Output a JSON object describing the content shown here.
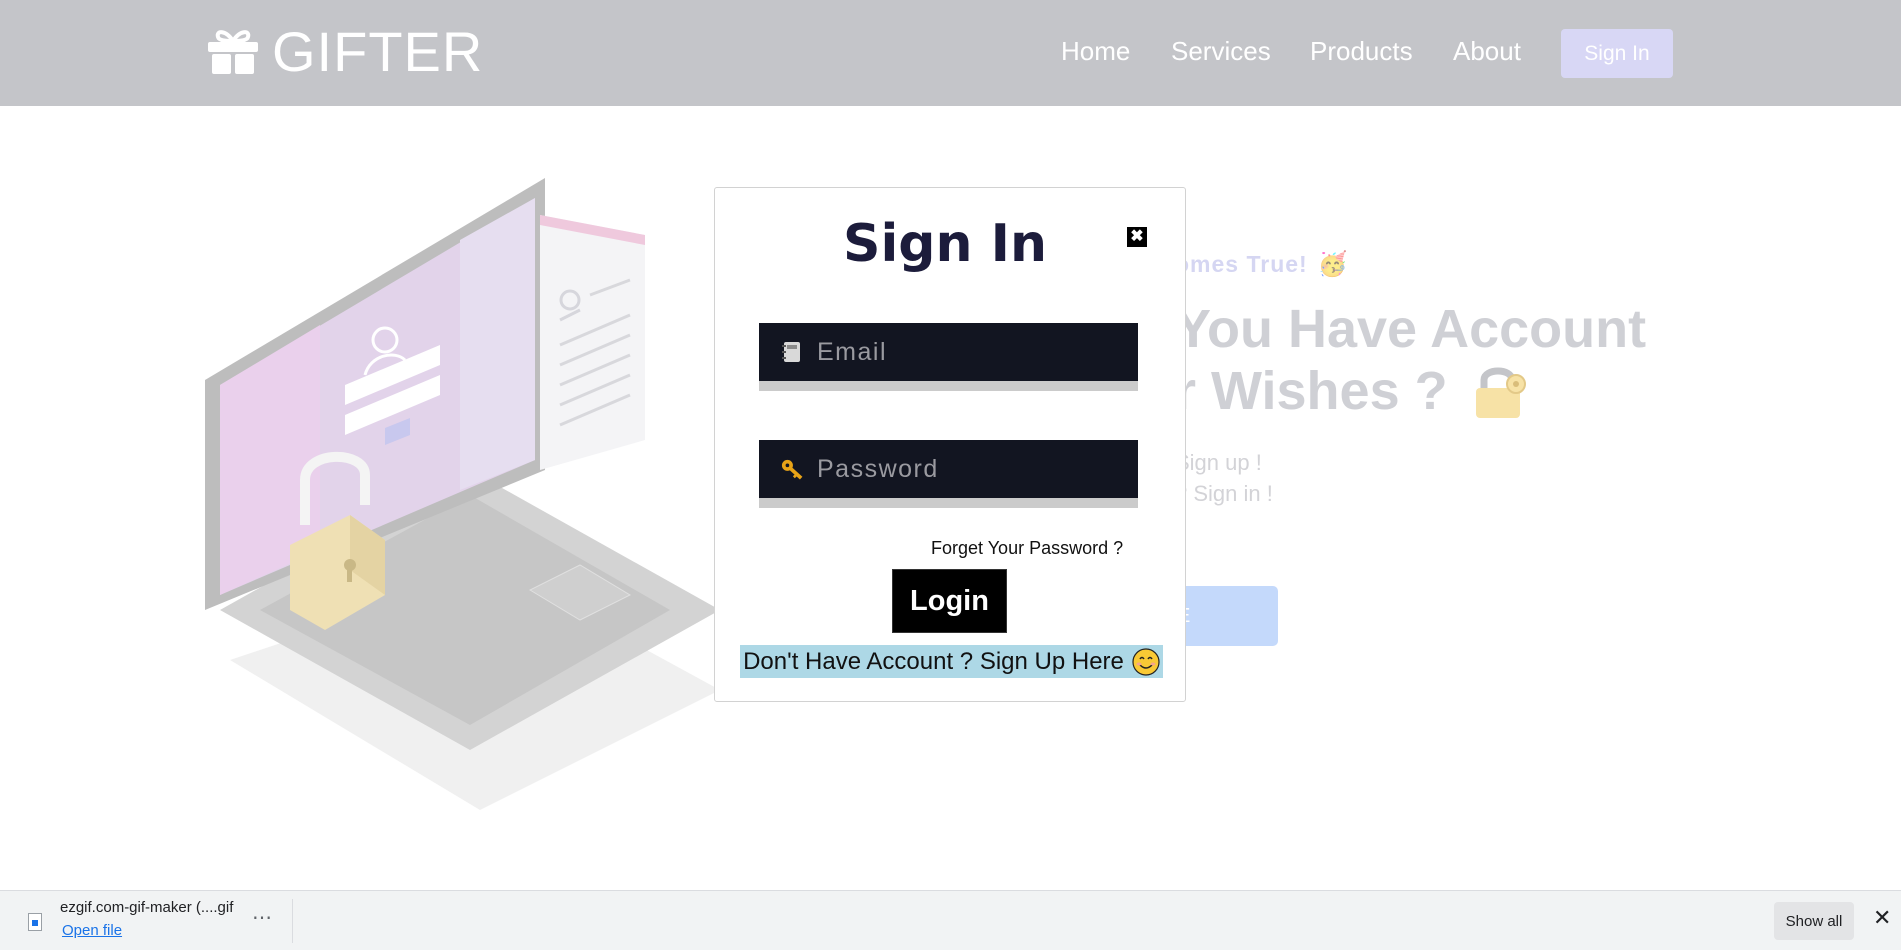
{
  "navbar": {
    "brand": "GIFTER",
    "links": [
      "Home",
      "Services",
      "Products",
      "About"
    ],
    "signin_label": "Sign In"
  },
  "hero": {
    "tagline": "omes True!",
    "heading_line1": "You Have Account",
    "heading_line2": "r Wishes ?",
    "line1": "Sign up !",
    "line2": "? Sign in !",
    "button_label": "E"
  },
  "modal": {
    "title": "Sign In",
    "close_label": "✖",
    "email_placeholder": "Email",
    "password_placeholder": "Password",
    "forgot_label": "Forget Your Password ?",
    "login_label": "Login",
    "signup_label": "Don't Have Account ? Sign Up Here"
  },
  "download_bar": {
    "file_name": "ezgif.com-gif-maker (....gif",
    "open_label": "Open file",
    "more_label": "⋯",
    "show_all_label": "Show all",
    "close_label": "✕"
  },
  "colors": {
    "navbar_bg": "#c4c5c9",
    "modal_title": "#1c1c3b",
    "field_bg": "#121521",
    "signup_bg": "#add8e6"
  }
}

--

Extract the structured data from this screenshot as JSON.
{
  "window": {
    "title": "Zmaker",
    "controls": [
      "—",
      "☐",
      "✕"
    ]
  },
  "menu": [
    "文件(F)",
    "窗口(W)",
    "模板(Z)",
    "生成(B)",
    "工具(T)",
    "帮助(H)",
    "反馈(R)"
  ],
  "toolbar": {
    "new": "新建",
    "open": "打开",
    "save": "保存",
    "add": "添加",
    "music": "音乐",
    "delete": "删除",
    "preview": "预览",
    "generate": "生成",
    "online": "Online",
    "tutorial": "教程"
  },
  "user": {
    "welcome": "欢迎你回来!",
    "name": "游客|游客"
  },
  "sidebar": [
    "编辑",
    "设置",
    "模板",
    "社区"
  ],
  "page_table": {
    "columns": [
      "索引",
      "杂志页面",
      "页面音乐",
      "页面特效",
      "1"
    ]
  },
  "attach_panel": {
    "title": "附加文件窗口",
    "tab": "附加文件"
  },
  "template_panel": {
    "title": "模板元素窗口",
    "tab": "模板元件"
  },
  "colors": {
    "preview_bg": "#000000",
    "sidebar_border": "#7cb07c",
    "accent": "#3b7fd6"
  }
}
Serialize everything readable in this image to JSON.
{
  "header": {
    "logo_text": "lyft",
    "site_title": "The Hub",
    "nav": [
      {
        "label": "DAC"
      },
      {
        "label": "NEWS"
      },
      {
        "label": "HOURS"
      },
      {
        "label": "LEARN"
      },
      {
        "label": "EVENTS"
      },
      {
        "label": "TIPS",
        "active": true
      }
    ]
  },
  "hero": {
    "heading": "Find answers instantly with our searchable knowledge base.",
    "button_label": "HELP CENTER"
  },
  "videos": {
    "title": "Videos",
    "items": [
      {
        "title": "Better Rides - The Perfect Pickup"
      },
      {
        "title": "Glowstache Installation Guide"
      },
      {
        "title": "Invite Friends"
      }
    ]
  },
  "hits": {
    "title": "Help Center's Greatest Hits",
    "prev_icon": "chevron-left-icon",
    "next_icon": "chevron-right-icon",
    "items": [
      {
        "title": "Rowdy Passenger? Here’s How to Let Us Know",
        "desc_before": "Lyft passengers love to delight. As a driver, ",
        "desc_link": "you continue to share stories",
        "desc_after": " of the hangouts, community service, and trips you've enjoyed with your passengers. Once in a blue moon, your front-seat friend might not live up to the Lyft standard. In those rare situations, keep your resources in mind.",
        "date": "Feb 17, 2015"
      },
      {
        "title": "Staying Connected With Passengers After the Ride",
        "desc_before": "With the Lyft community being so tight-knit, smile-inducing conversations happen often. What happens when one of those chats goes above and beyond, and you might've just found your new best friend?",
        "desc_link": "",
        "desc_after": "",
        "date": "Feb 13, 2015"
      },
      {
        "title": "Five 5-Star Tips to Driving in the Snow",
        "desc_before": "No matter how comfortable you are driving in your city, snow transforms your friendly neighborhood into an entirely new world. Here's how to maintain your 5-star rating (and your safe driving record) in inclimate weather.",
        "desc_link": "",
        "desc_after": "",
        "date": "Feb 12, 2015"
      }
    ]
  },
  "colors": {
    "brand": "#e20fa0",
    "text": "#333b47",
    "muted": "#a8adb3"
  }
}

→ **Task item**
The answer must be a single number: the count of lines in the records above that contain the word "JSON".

→ **Answer space**
3